## Data to use
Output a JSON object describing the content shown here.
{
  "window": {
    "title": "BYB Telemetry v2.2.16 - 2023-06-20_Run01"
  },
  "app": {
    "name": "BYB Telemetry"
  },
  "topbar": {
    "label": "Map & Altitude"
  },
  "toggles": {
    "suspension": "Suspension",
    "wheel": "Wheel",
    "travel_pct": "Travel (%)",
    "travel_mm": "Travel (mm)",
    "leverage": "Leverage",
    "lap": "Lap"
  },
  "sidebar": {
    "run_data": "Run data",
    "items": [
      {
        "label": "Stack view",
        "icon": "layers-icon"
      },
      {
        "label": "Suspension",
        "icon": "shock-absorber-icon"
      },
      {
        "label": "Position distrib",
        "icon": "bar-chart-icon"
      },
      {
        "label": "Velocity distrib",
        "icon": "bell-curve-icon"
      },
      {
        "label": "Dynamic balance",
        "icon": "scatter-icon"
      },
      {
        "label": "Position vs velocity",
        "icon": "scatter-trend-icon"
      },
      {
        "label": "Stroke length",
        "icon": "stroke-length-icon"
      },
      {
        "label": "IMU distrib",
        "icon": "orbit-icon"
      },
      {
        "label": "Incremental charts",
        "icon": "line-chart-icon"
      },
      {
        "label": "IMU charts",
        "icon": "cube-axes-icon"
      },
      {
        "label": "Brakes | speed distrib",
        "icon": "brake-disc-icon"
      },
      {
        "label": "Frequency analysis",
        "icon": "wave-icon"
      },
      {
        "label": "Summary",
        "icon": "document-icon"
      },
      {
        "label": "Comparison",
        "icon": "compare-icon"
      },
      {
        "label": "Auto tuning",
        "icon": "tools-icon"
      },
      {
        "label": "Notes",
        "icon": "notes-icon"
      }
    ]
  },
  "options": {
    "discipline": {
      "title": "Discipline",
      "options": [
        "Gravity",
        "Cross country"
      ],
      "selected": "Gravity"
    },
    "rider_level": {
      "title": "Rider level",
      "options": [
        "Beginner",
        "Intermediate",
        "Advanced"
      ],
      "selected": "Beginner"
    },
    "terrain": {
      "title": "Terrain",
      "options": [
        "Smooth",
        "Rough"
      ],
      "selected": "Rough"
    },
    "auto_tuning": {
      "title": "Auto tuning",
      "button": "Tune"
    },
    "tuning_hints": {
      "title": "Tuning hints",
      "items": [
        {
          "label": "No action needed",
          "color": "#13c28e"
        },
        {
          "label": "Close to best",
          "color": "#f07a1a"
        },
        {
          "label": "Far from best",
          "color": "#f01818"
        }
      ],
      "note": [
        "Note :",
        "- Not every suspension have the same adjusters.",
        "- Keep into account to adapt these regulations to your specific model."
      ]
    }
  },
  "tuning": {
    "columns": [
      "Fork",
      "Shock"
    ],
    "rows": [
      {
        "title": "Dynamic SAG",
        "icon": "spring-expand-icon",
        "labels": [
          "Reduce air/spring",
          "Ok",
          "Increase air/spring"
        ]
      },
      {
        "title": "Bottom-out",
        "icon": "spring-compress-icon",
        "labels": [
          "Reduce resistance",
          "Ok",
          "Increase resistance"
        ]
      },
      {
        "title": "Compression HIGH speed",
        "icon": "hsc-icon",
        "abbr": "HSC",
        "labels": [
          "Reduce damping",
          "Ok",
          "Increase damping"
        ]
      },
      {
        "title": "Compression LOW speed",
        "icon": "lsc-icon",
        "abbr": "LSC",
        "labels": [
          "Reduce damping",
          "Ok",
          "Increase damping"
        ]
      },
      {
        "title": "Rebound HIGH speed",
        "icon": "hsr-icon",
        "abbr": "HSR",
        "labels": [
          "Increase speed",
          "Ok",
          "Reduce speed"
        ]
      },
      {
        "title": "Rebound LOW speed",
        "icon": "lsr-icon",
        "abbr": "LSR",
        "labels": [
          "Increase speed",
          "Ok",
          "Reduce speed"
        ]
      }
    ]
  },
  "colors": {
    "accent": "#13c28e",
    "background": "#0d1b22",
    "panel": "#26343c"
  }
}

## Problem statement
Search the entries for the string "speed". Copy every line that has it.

## Reply to the task
        "label": "Brakes | speed distrib",
        "title": "Compression HIGH speed",
        "title": "Compression LOW speed",
        "title": "Rebound HIGH speed",
          "Increase speed",
          "Reduce speed"
        "title": "Rebound LOW speed",
          "Increase speed",
          "Reduce speed"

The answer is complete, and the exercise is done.